PROBLEM REQUIREMENTS ▸
Retype the following data exactly, but leave its pictures out.

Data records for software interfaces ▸
******

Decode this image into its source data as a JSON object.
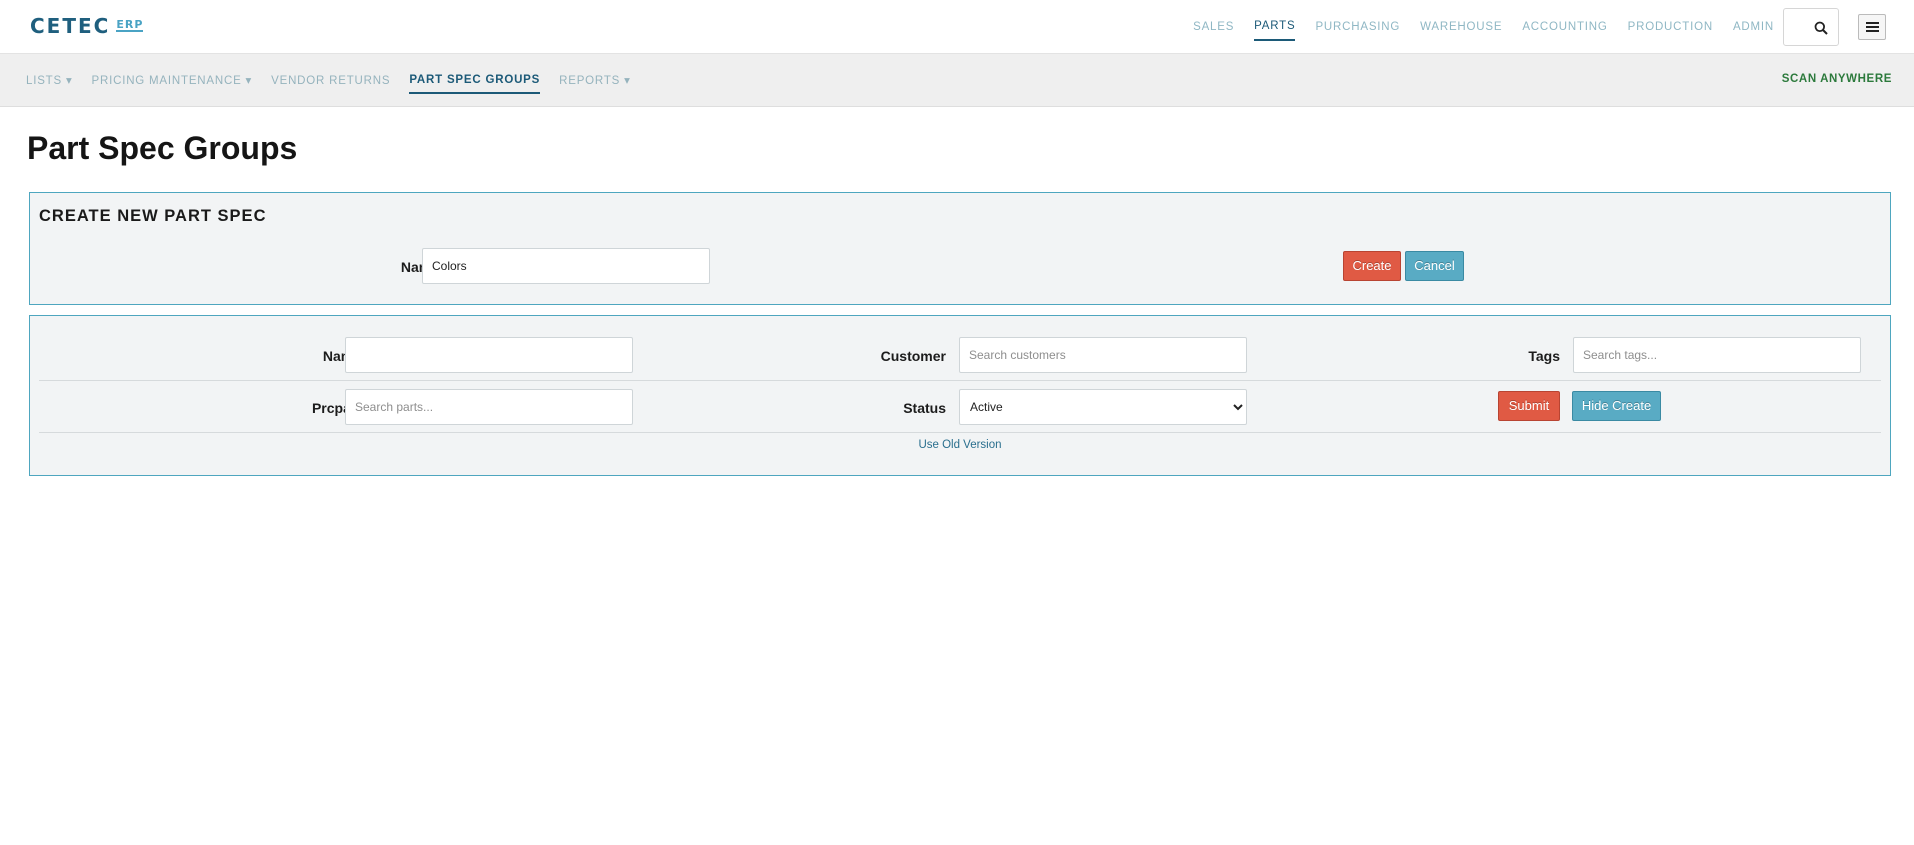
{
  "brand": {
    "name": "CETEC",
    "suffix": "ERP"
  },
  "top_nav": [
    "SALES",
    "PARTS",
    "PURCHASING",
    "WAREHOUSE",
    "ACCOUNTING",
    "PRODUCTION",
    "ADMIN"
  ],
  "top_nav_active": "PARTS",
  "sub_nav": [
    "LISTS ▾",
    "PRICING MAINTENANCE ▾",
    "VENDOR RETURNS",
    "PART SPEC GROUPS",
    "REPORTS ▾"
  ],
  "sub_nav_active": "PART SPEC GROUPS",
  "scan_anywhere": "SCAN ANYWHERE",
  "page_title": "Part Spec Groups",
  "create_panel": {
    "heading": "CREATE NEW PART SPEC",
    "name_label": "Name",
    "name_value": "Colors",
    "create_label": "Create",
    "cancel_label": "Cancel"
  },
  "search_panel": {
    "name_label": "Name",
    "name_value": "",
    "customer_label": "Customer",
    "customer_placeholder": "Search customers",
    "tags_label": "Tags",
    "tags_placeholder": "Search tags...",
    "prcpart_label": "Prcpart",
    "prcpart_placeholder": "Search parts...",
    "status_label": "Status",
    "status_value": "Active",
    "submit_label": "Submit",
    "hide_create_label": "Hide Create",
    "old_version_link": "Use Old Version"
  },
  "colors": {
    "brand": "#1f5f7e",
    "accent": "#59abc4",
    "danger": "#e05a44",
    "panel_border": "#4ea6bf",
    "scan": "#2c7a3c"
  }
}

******

EXPECTED ANSWER ▸
Decode this image into its source data as a JSON object.
{
  "brand": {
    "name": "CETEC",
    "suffix": "ERP"
  },
  "top_nav": [
    "SALES",
    "PARTS",
    "PURCHASING",
    "WAREHOUSE",
    "ACCOUNTING",
    "PRODUCTION",
    "ADMIN"
  ],
  "top_nav_active": "PARTS",
  "sub_nav": [
    "LISTS ▾",
    "PRICING MAINTENANCE ▾",
    "VENDOR RETURNS",
    "PART SPEC GROUPS",
    "REPORTS ▾"
  ],
  "sub_nav_active": "PART SPEC GROUPS",
  "scan_anywhere": "SCAN ANYWHERE",
  "page_title": "Part Spec Groups",
  "create_panel": {
    "heading": "CREATE NEW PART SPEC",
    "name_label": "Name",
    "name_value": "Colors",
    "create_label": "Create",
    "cancel_label": "Cancel"
  },
  "search_panel": {
    "name_label": "Name",
    "name_value": "",
    "customer_label": "Customer",
    "customer_placeholder": "Search customers",
    "tags_label": "Tags",
    "tags_placeholder": "Search tags...",
    "prcpart_label": "Prcpart",
    "prcpart_placeholder": "Search parts...",
    "status_label": "Status",
    "status_value": "Active",
    "submit_label": "Submit",
    "hide_create_label": "Hide Create",
    "old_version_link": "Use Old Version"
  },
  "colors": {
    "brand": "#1f5f7e",
    "accent": "#59abc4",
    "danger": "#e05a44",
    "panel_border": "#4ea6bf",
    "scan": "#2c7a3c"
  }
}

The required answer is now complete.